TASK TO COMPLETE — Return all the entries word for word.
*-*-*
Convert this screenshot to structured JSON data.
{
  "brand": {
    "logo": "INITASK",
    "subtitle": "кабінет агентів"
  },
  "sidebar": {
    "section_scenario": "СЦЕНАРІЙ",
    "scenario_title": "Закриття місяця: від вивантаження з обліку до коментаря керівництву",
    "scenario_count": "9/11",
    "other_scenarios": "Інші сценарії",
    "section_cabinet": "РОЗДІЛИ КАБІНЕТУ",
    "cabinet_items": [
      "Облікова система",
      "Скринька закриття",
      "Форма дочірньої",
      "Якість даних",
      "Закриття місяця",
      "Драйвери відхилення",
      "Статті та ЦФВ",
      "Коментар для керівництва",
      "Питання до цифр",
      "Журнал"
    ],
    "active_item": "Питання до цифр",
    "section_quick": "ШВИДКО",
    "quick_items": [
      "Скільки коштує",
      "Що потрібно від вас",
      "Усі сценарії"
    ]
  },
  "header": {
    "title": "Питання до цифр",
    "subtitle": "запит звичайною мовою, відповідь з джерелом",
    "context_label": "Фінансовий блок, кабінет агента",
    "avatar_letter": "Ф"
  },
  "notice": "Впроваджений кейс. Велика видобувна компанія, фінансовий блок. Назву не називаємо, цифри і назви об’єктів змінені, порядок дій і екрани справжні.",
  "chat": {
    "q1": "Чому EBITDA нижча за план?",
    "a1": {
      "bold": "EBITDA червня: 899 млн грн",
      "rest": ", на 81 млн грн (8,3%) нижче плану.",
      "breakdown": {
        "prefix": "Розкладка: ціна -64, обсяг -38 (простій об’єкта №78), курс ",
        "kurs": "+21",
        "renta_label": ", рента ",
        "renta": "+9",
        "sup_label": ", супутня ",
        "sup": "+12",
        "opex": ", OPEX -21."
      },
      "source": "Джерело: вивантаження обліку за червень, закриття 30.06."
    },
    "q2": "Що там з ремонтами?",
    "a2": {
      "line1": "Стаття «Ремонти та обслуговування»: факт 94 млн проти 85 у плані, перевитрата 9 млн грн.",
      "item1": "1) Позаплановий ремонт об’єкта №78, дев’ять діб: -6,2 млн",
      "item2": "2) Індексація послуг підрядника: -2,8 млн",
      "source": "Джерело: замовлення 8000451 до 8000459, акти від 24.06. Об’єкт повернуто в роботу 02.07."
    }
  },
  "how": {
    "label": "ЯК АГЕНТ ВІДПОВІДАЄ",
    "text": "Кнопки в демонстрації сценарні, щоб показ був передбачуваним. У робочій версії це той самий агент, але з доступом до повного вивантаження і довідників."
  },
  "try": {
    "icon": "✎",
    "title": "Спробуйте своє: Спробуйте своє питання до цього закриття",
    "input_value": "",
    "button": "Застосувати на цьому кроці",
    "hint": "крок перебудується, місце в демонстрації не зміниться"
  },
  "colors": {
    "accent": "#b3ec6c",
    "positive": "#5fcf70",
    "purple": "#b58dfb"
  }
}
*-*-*
ANSWER —
Convert this screenshot to structured JSON data.
{
  "brand": {
    "logo": "INITASK",
    "subtitle": "кабінет агентів"
  },
  "sidebar": {
    "section_scenario": "СЦЕНАРІЙ",
    "scenario_title": "Закриття місяця: від вивантаження з обліку до коментаря керівництву",
    "scenario_count": "9/11",
    "other_scenarios": "Інші сценарії",
    "section_cabinet": "РОЗДІЛИ КАБІНЕТУ",
    "cabinet_items": [
      "Облікова система",
      "Скринька закриття",
      "Форма дочірньої",
      "Якість даних",
      "Закриття місяця",
      "Драйвери відхилення",
      "Статті та ЦФВ",
      "Коментар для керівництва",
      "Питання до цифр",
      "Журнал"
    ],
    "active_item": "Питання до цифр",
    "section_quick": "ШВИДКО",
    "quick_items": [
      "Скільки коштує",
      "Що потрібно від вас",
      "Усі сценарії"
    ]
  },
  "header": {
    "title": "Питання до цифр",
    "subtitle": "запит звичайною мовою, відповідь з джерелом",
    "context_label": "Фінансовий блок, кабінет агента",
    "avatar_letter": "Ф"
  },
  "notice": "Впроваджений кейс. Велика видобувна компанія, фінансовий блок. Назву не називаємо, цифри і назви об’єктів змінені, порядок дій і екрани справжні.",
  "chat": {
    "q1": "Чому EBITDA нижча за план?",
    "a1": {
      "bold": "EBITDA червня: 899 млн грн",
      "rest": ", на 81 млн грн (8,3%) нижче плану.",
      "breakdown": {
        "prefix": "Розкладка: ціна -64, обсяг -38 (простій об’єкта №78), курс ",
        "kurs": "+21",
        "renta_label": ", рента ",
        "renta": "+9",
        "sup_label": ", супутня ",
        "sup": "+12",
        "opex": ", OPEX -21."
      },
      "source": "Джерело: вивантаження обліку за червень, закриття 30.06."
    },
    "q2": "Що там з ремонтами?",
    "a2": {
      "line1": "Стаття «Ремонти та обслуговування»: факт 94 млн проти 85 у плані, перевитрата 9 млн грн.",
      "item1": "1) Позаплановий ремонт об’єкта №78, дев’ять діб: -6,2 млн",
      "item2": "2) Індексація послуг підрядника: -2,8 млн",
      "source": "Джерело: замовлення 8000451 до 8000459, акти від 24.06. Об’єкт повернуто в роботу 02.07."
    }
  },
  "how": {
    "label": "ЯК АГЕНТ ВІДПОВІДАЄ",
    "text": "Кнопки в демонстрації сценарні, щоб показ був передбачуваним. У робочій версії це той самий агент, але з доступом до повного вивантаження і довідників."
  },
  "try": {
    "icon": "✎",
    "title": "Спробуйте своє: Спробуйте своє питання до цього закриття",
    "input_value": "",
    "button": "Застосувати на цьому кроці",
    "hint": "крок перебудується, місце в демонстрації не зміниться"
  },
  "colors": {
    "accent": "#b3ec6c",
    "positive": "#5fcf70",
    "purple": "#b58dfb"
  }
}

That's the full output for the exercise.